IT security faces huge challenge, says hacker ‘Mafiaboy’
Hackers vastly outnumber IT security professionals , says reformed ‘black hat’
Michael ‘Mafiaboy’ Calce believes hackers can be reformed to realise they can do good and still have challenges.
Michael Calce’s parents knew there was “something rather unique” about him when he was five years old, he says.
Handed a computer with unlimited internet access as a child, the Montreal-raised Calce is the infamous as “Mafiaboy”, who in February 2000 at the age of just 15 took down a number of websites, including Yahoo, CNN, Amazon, Dell and eBay with denial-of-service attacks. The hacks cost some $1.7 billion in economic damage.
The hacker later wrote that his attacks were “illegal, reckless and, in many ways, simply stupid”.
“At the time I didn’t realise the consequences of what I was doing.”
He was flown to London last week by HP for an innovation summit during which it announced the launch of a new range of A3 multifunction printers, with in-built hacking protection.
“I like to think that everybody in their life has one ‘Oh crap’ moment,” Calce told journalists from across Europe.
His trial took about a year and a half. He was sentenced to eight months in a group home facility and was fined the grand total of $250.
“That was the maximum that you could give to a youth and God bless Canada,” he said last week.
He says the “institutionalisation of hacking” is now very real. “We were just messing around when I was a kid.”
His black-hat contemporaries got a bit of damage done – but it wasn’t intentional, he adds.
Now, he can teach “anyone in this room in 30 minutes how to become a hacker” with access to some basic, off-the-shelf tools.
It’s kind of honestly hard to feel bad about what you’re doing and realise the impact, because it’s all done digitally and it’s hard to see the damage you’re causing
On a daily basis he sees the companies hit by employees clicking on links or downloading attachments containing malware.
“They’ve got to make them smarter and more conscientious of what they’re clicking, because, as we can see, spearheaded vector-phishing attacks are still very common and effective and they’re still baited into clicking links or downloading attachments.
“I think it’s imperative that companies really focus on training their employees to prevent against that because it’s been quite some time now since we’ve made aware of these types of attacks and they’re still highly effective. So it’s really up to companies at this point to educate their employees to better protect against these type of threats,” he says.
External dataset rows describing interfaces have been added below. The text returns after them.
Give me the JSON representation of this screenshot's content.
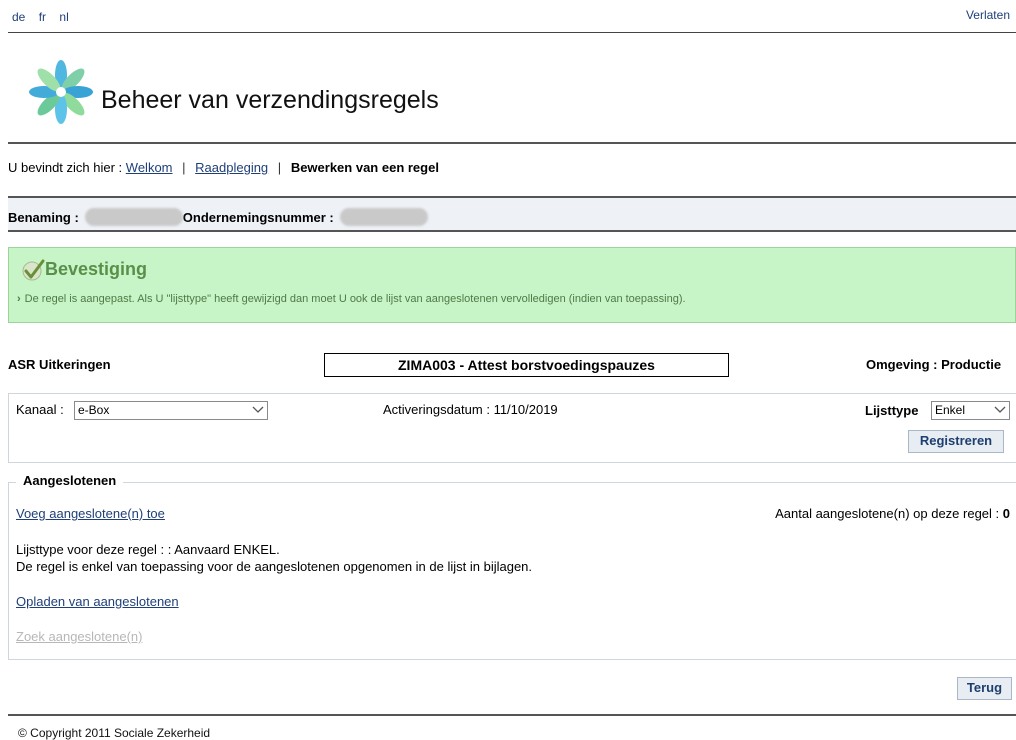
{
  "top": {
    "languages": [
      "de",
      "fr",
      "nl"
    ],
    "leave_label": "Verlaten"
  },
  "header": {
    "title": "Beheer van verzendingsregels"
  },
  "breadcrumb": {
    "prefix": "U bevindt zich hier :",
    "items": [
      "Welkom",
      "Raadpleging"
    ],
    "current": "Bewerken van een regel"
  },
  "identity": {
    "name_label": "Benaming :",
    "company_label": "Ondernemingsnummer :"
  },
  "confirmation": {
    "title": "Bevestiging",
    "message": "De regel is aangepast. Als U \"lijsttype\" heeft gewijzigd dan moet U ook de lijst van aangeslotenen vervolledigen (indien van toepassing)."
  },
  "rule": {
    "service": "ASR Uitkeringen",
    "code_title": "ZIMA003 - Attest borstvoedingspauzes",
    "environment": "Omgeving : Productie"
  },
  "settings": {
    "channel_label": "Kanaal :",
    "channel_value": "e-Box",
    "activation_label": "Activeringsdatum :",
    "activation_date": "11/10/2019",
    "list_type_label": "Lijsttype",
    "list_type_value": "Enkel",
    "register_button": "Registreren"
  },
  "affiliates": {
    "legend": "Aangeslotenen",
    "add_link": "Voeg aangeslotene(n) toe",
    "count_label": "Aantal aangeslotene(n) op deze regel :",
    "count_value": "0",
    "list_type_note": "Lijsttype voor deze regel : : Aanvaard ENKEL.",
    "rule_note": "De regel is enkel van toepassing voor de aangeslotenen opgenomen in de lijst in bijlagen.",
    "upload_link": "Opladen van aangeslotenen",
    "search_link": "Zoek aangeslotene(n)"
  },
  "actions": {
    "back_button": "Terug"
  },
  "footer": {
    "copyright": "© Copyright 2011 Sociale Zekerheid"
  },
  "colors": {
    "link": "#1f3f7a",
    "confirm_bg": "#c8f5c8",
    "confirm_text": "#5a8f4a",
    "button_bg": "#e8edf3"
  }
}
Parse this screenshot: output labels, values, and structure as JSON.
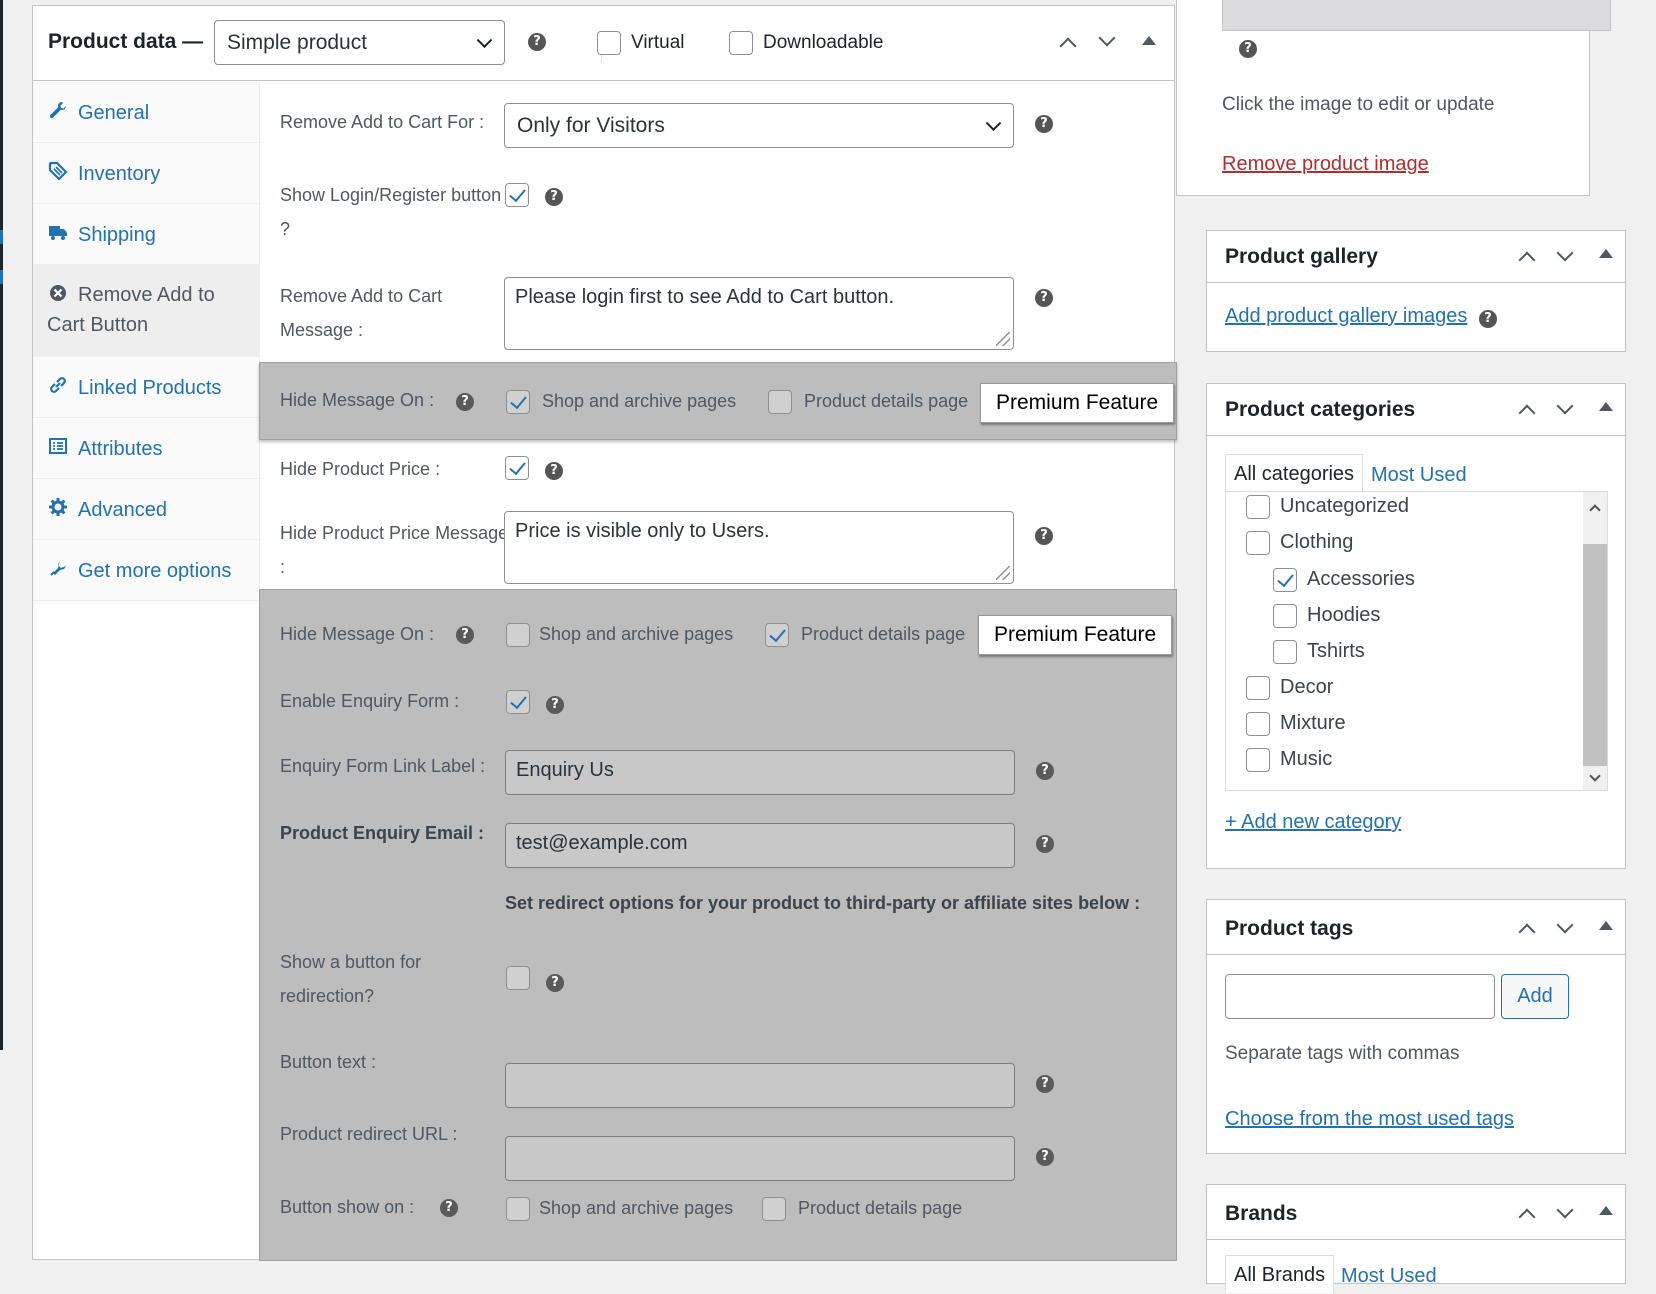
{
  "product_data": {
    "title": "Product data —",
    "product_type": "Simple product",
    "virtual_label": "Virtual",
    "downloadable_label": "Downloadable"
  },
  "tabs": [
    {
      "label": "General",
      "icon": "wrench-icon"
    },
    {
      "label": "Inventory",
      "icon": "tag-icon"
    },
    {
      "label": "Shipping",
      "icon": "truck-icon"
    },
    {
      "label": "Remove Add to Cart Button",
      "icon": "close-circle-icon"
    },
    {
      "label": "Linked Products",
      "icon": "link-icon"
    },
    {
      "label": "Attributes",
      "icon": "list-icon"
    },
    {
      "label": "Advanced",
      "icon": "gear-icon"
    },
    {
      "label": "Get more options",
      "icon": "plugin-icon"
    }
  ],
  "panel": {
    "remove_for_label": "Remove Add to Cart For :",
    "remove_for_value": "Only for Visitors",
    "show_login_label": "Show Login/Register button ?",
    "remove_message_label": "Remove Add to Cart Message :",
    "remove_message_value": "Please login first to see Add to Cart button.",
    "hide_message_on_label": "Hide Message On :",
    "shop_archive_label": "Shop and archive pages",
    "product_details_label": "Product details page",
    "premium_label": "Premium Feature",
    "hide_price_label": "Hide Product Price :",
    "hide_price_message_label": "Hide Product Price Message :",
    "hide_price_message_value": "Price is visible only to Users.",
    "enable_enquiry_label": "Enable Enquiry Form :",
    "enquiry_link_label": "Enquiry Form Link Label :",
    "enquiry_link_value": "Enquiry Us",
    "enquiry_email_label": "Product Enquiry Email :",
    "enquiry_email_value": "test@example.com",
    "redirect_heading": "Set redirect options for your product to third-party or affiliate sites below :",
    "show_redirect_label": "Show a button for redirection?",
    "button_text_label": "Button text :",
    "redirect_url_label": "Product redirect URL :",
    "button_show_on_label": "Button show on :"
  },
  "sidebar": {
    "image_hint": "Click the image to edit or update",
    "remove_image": "Remove product image",
    "gallery_title": "Product gallery",
    "gallery_link": "Add product gallery images",
    "categories_title": "Product categories",
    "cat_tab_all": "All categories",
    "cat_tab_most": "Most Used",
    "categories": [
      {
        "name": "Uncategorized",
        "checked": false,
        "child": false
      },
      {
        "name": "Clothing",
        "checked": false,
        "child": false
      },
      {
        "name": "Accessories",
        "checked": true,
        "child": true
      },
      {
        "name": "Hoodies",
        "checked": false,
        "child": true
      },
      {
        "name": "Tshirts",
        "checked": false,
        "child": true
      },
      {
        "name": "Decor",
        "checked": false,
        "child": false
      },
      {
        "name": "Mixture",
        "checked": false,
        "child": false
      },
      {
        "name": "Music",
        "checked": false,
        "child": false
      }
    ],
    "add_category": "+ Add new category",
    "tags_title": "Product tags",
    "tags_add": "Add",
    "tags_hint": "Separate tags with commas",
    "tags_choose": "Choose from the most used tags",
    "brands_title": "Brands",
    "brand_tab_all": "All Brands",
    "brand_tab_most": "Most Used"
  },
  "colors": {
    "accent": "#2271b1",
    "danger": "#b32d2e",
    "premium_bg": "#bdbdbd"
  }
}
Hackers these days are also making “a good deal of money”, he says.
“It’s such a broad industry, it’s really broad. “It depends on where they’re focusing their efforts. But a good chunk of them are making a good deal of money.”
On the hacking of the Democratic National Committee’s emails during the US presidential election last year, Calce says he is “absolutely” certain the Russians played a part.
“I have key contacts still within the community and it’s been my consensus that that’s exactly what happened. I mean, maybe the level of influence has been exaggerated to some degree but they definitely played a role, no question.
“I can tell you first hand some of the key communities I was a part of were Russian hackers and in my personal opinion, of course, I think that Russians are the top-level hackers of the world. There’s no question in my mind,” Calce told The Irish Times.
What rehabilitates a hacker? Is it punishment or is it money? Are hackers in China and Russia just unstoppable?
“It’s a good question, you know,” he says. It comes down to psychology.
“I can tell you first hand from being a reformed hacker, it’s very tough to feel a level of remorse for what you’re doing, right? It’s not like a bodily harm type of crime where you’re punching someone, killing someone, hurting someone, because if you do something like that there should be a level of instant remorse.
“Whereas when you’re committing computer crimes, it’s kind of honestly hard to feel bad about what you’re doing and realise the impact, because it’s all done digitally and it’s hard to see the damage you’re causing right at that moment or even later,” he says.
“If anything it’s mostly financial – you’re not really hurting people in most degrees or extents. Can we reform them? Absolutely.”
“I think rather than trying to make them realise what they are doing is wrong, I would go with the approach of making them realise the good that they can do and how much better it will be, because the challenges still exist on the good side of hacking. You can make a profession out of it and you’re still helping companies and there’s still those equal challenges – if anything, the challenges are harder because the number of hackers versus IT security professionals is absolutely overwhelming.”